In his Corinthian Epistle, Paul makes a bold statement: "Be ye followers of me" (I Cor. 4.16). Matthew Henry, commenting on this passage, says: "It is plain that Paul not only preached such doctrine as they ought to be believe, but lived such a life as they ought to imitate." It was Dr. Chalmers who said: "There is more moral persuasion in a good man's life than in the highest efforts of an orator's genius." This leads me to a consideration of the power of influence.
When Paul exhorted the Corinthians, "Be ye steadfast, unmoveable..." (I Cor. 15.58), he surely had in mind that quality of life that often creates in others a desire to emulate the CONDUCT of the person whose actions are governed by high principles. Is it not true that a disposition to imitate is observable in the human race? The boy, seeing his father chopping wood, must have an axe and a saw. This desire is in the very heart of man, for God has put it there, and it is this desire which, when actuated by the Holy Spirit, leads on to higher heights and deeper depths, creating a hunger, such as finds expression in the prayer of the apostle: "Not as though I had already attained, either were already perfect: but I follow after, if that I may apprehend that for which also I am apprehended of Christ Jesus" (Phil. 3.12), or in the words of the hymn writer:
"More about Jesus let me learn,
More of His holy will discern;
Spirit of God, my teacher be,
Showing the things of Christ to me."
I read somewhere that in a certain cemetery a small white stone marked the grave of a young child. On the stone these words were chiseled: "A little child of whom her playmates said, 'It was easier to be good when she was with us'." Such was the conduct of a little girl.

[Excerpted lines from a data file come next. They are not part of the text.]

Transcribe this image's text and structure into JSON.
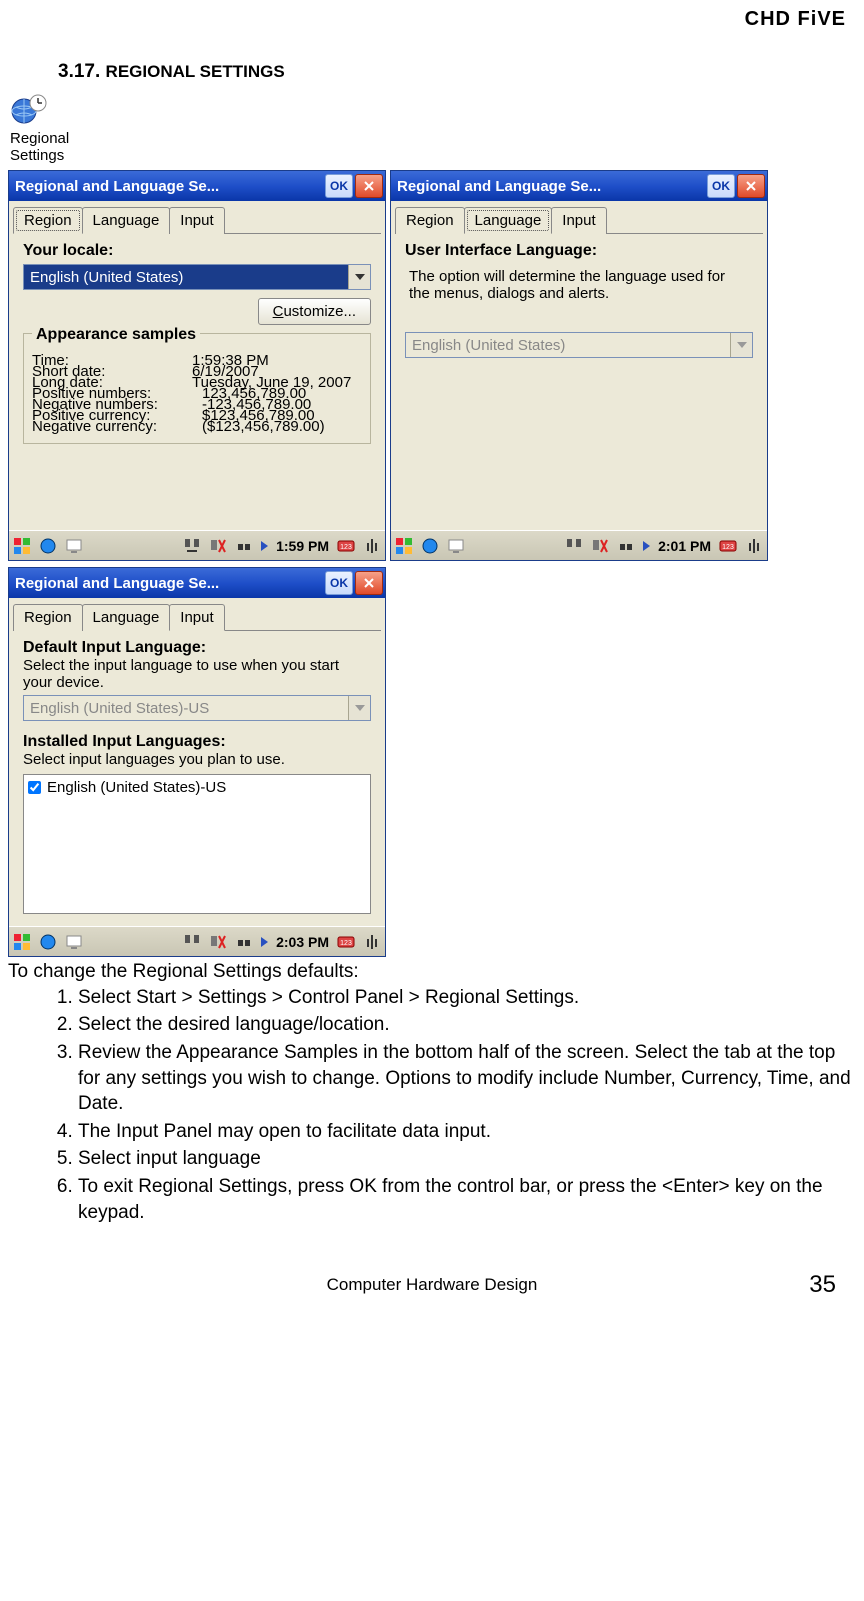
{
  "header": {
    "brand": "CHD FiVE"
  },
  "section": {
    "number": "3.17.",
    "title": "REGIONAL SETTINGS"
  },
  "icon_label": "Regional\nSettings",
  "win1": {
    "title": "Regional and Language Se...",
    "ok": "OK",
    "tabs": [
      "Region",
      "Language",
      "Input"
    ],
    "locale_label": "Your locale:",
    "locale_value": "English (United States)",
    "customize": "Customize...",
    "fieldset": "Appearance samples",
    "rows": [
      {
        "l": "Time:",
        "v": "1:59:38 PM"
      },
      {
        "l": "Short date:",
        "v": "6/19/2007"
      },
      {
        "l": "Long date:",
        "v": "Tuesday, June 19, 2007"
      },
      {
        "l": "Positive numbers:",
        "v": "123,456,789.00"
      },
      {
        "l": "Negative numbers:",
        "v": "-123,456,789.00"
      },
      {
        "l": "Positive currency:",
        "v": "$123,456,789.00"
      },
      {
        "l": "Negative currency:",
        "v": "($123,456,789.00)"
      }
    ],
    "taskbar_time": "1:59 PM"
  },
  "win2": {
    "title": "Regional and Language Se...",
    "ok": "OK",
    "tabs": [
      "Region",
      "Language",
      "Input"
    ],
    "heading": "User Interface Language:",
    "text": "The option will determine the language used for the menus, dialogs and alerts.",
    "combo": "English (United States)",
    "taskbar_time": "2:01 PM"
  },
  "win3": {
    "title": "Regional and Language Se...",
    "ok": "OK",
    "tabs": [
      "Region",
      "Language",
      "Input"
    ],
    "h1": "Default Input Language:",
    "t1": "Select the input language to use when you start your device.",
    "combo": "English (United States)-US",
    "h2": "Installed Input Languages:",
    "t2": "Select input languages you plan to use.",
    "item": "English (United States)-US",
    "taskbar_time": "2:03 PM"
  },
  "instr": {
    "intro": "To change the Regional Settings defaults:",
    "items": [
      "Select Start > Settings > Control Panel > Regional Settings.",
      "Select the desired language/location.",
      "Review the Appearance Samples in the bottom half of the screen. Select the tab at the top for any settings you wish to change. Options to modify include Number, Currency, Time, and Date.",
      "The Input Panel may open to facilitate data input.",
      "Select input language",
      "To exit Regional Settings, press OK from the control bar, or press the <Enter> key on the keypad."
    ]
  },
  "footer": {
    "center": "Computer Hardware Design",
    "page": "35"
  }
}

During the revival in Lewis I was led to speak to a company of young converts from the text: "Am I my brother's keeper?" (Gen. 4.9), stressing the point that men judge us, not by what we say, but by what we are and do. At the close of the meeting an elderly man who had recently found the Saviour, came to me and said very brokenly: "I am a living evidence of the tragedy of a wasted influence. What would I not give to recall the wasted years!" If to be forewarned is to be forearmed, let us heed the warning: "He that soweth to his flesh shall of the flesh reap corruption" (Gal. 6.8).
Our Lord used His teaching as a guide to our CONDUCT, and we would do well to remember that there is no discipleship without the attempt at imitation. "Be ye followers of me, even as I also am of Christ" (I Cor. 11.1) is a Scriptural injunction. What is the worth of a discipleship which, day by day, contradicts Christ's life? It was John Stuart Mill who said, as quoted by Alexander MacLaren: "There was no better rule for life than to do as Christ would have done." Christ's own words to His disciples are clear and emphatic: "Ye call Me Master and Lord: and ye say well; for so I am... For I have given you an example, that ye should do as I have done to you" (John 13.13-15).
So let us bow to His kingly rule, and do those things that are pleasing in His sight.